My father, retired Lt. Col Rue B. Masterson, has been gone 42 years.
Yet 1980, when he unexpectedly stopped by my office at the Hot Springs Sentinel-Record bearing a grim and ashen face, doesn't seem that long ago.
He sat across from the desk and said nothing for a minute. Then he shook his head and said, "Well, son, I just got some bad news I sure didn't expect."
He told me he'd just been diagnosed at age 64 with late-stage colon cancer and given less than a year to live.
Isn't that how unpredictable and fragile life too often goes for each of us? When we finally think all appears well in life, the many things we don't see coming rise up and deal us a crushing blow.
My father's survival was shorter than the doctor predicted, and it was by no means an easy passing. His first chemo treatment resulted in severe pain in his left leg. Being of strong resolve, he chose to wait it out, expecting the discomfort to pass. Not a wise decision, but expected for a headstrong veteran.
By the next morning, the pain had become unbearable. So he headed for the hospital where they admitted him. Turned out the excruciating agony had been caused by a blood clot formed soon after the chemo treatment.
They also informed him gangrene had set in during the night as well. The only chance for him at that point was to remove his leg, which they did.
I can only imagine receiving that news on top of the terminal colon cancer diagnosis. In his hospital room that night, he tearfully stared into my eyes and reminded me that, as the oldest sibling, I was going to have to help look after Mom and sister Gaye, who was 10 years younger.
I assured him I would do everything possible. Then I walked out with tears in my eyes over what had so suddenly happened in his life, even as demanding as he could be with his children and his wife of 34 years.
Dad asked to be transferred to the Fort Roots VA hospital in North Little Rock. I'm certain his feelings in those moments as he fathomed his mortality alone in the hospital bed revolved around an impressive military background that had lifted him out of poverty and hopelessness to achieve the pinnacle of life as an U.S. Army officer.
One afternoon we were able to roll him outside and around the manicured landscape for an hour. Looking down as I pushed to stare at the top of his baldish graying head, it struck me hard that his time was drawing to a close.
When we departed that afternoon, I looked back into his room. He sat on the edge of the bed, staring at the floor, obviously in a moment of deep reflection. Many in that condition must feel likewise. After all, it's one thing to face life's risks and challenges, but quite another to face one's mortality.

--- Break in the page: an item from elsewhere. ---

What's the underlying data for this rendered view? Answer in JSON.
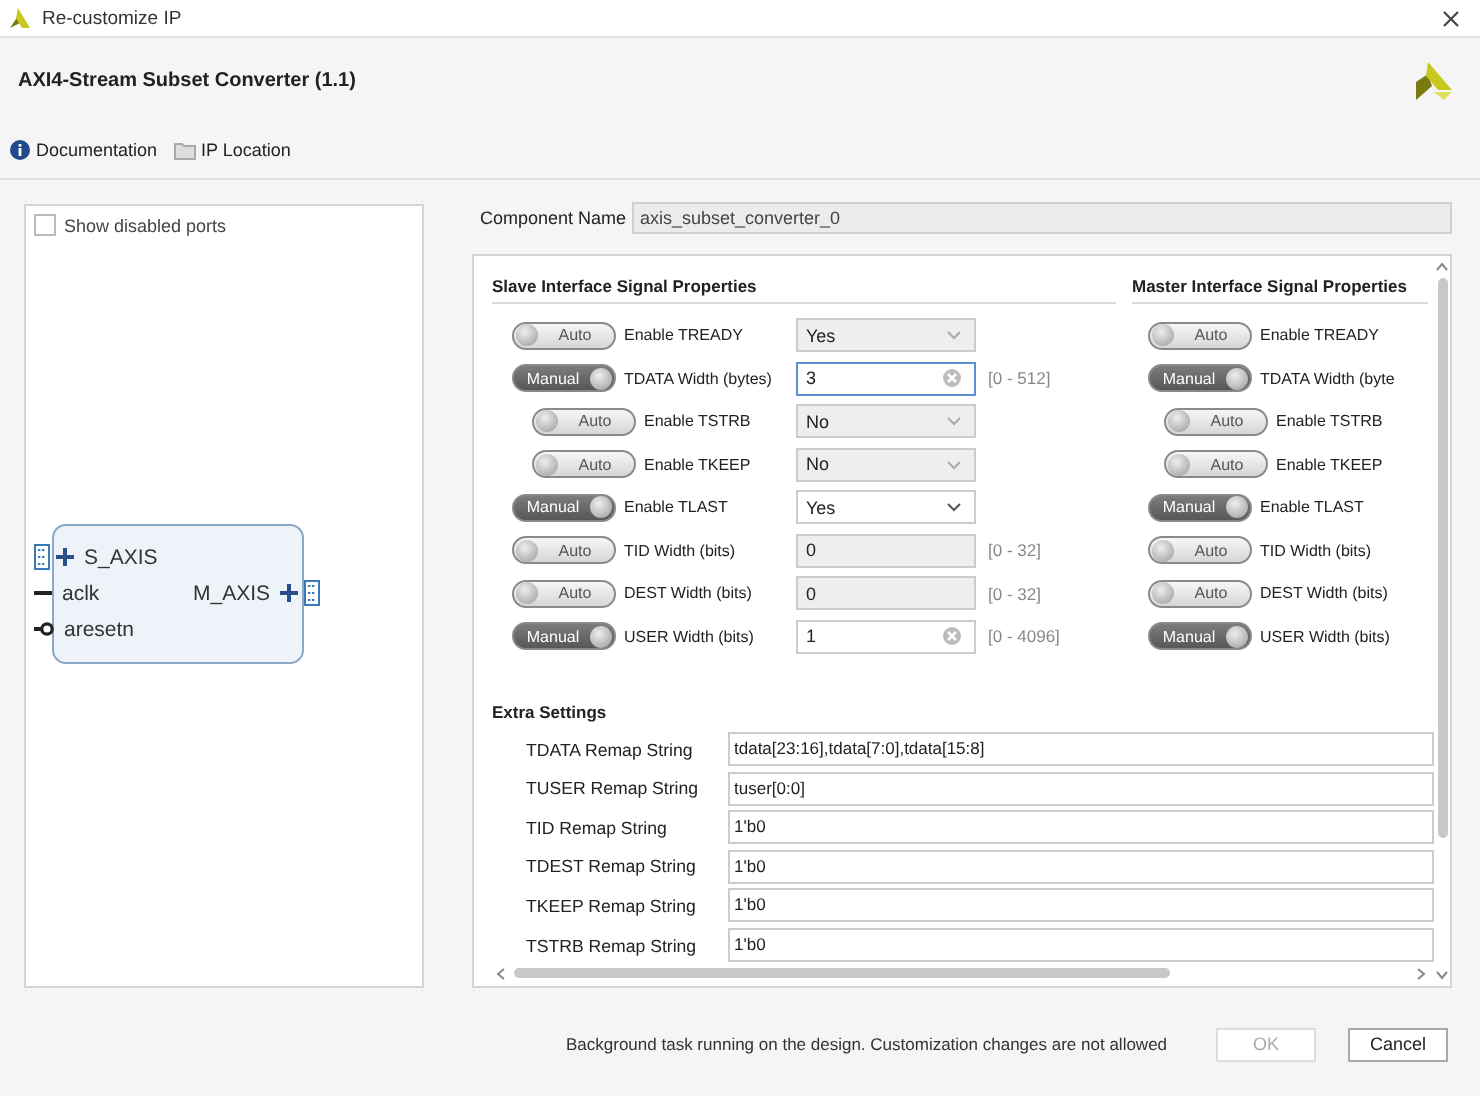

The colonel was accepted, in a last-ditch effort to fight back, to the famed Walter Reed Hospital in Washington, D.C., which was the country's hallmark institution for veterans' medical care. He'd placed his final hopes in what doctors there might do to repair his body and restore meaning to his existence.
He announced he was going there to fight his personal war surrounded by soldiers like those he'd commanded and mentored for more than 20 years.
One morning the family carried Dad to the Little Rock airport with his wheelchair. None of us really knew what to say, or even how to share our honest thoughts in a way that bolstered sincere hope or expectation. "Good luck" seemed to ring hollow. Instead, we all told him we loved him and would continue praying for him.
A flight attendant took over and slowly rolled him from our lives. I watched until they entered the plane and turned right. The family tried to smile and muster a positive attitude. But we each knew how it would end. We'd never see him again.
A month later, my Aunt Virginia Hammerschmidt and her son John Arthur, who then lived in D.C, visited Dad. They reported he had appeared so shrunken in his bed as to be unrecognizable from the man they'd long known.
Two weeks later, a physician called to say he likely wouldn't make it through the night and asked me if they should keep him on life support. It took only seconds to respond that if he died naturally to let him go to the fate that awaits us all. Why prolong the inevitable?
He passed during the predawn into his eternal state.
Today, my father is buried alongside Mom, my grandparents, aunts and uncles in the Hammerschmidt plot at Hillcrest Cemetery. I occasionally stop by to pay my respects to each of them and place a small American flag on Dad's bronze military plaque honoring his service in World War II and Korea.
I do that more for myself since he's been gone for decades. I also remain aware of his successes and shortcomings in life and fatherhood, all the while realizing that Rue Masterson was half of my reason for being here 75 years now, and just how temporary and fragile our physical existence is.
My father is not forgotten.
Mike Masterson is a longtime Arkansas journalist, was editor of three Arkansas dailies and headed the master's journalism program at Ohio State University. Email him at firstname.lastname@example.org.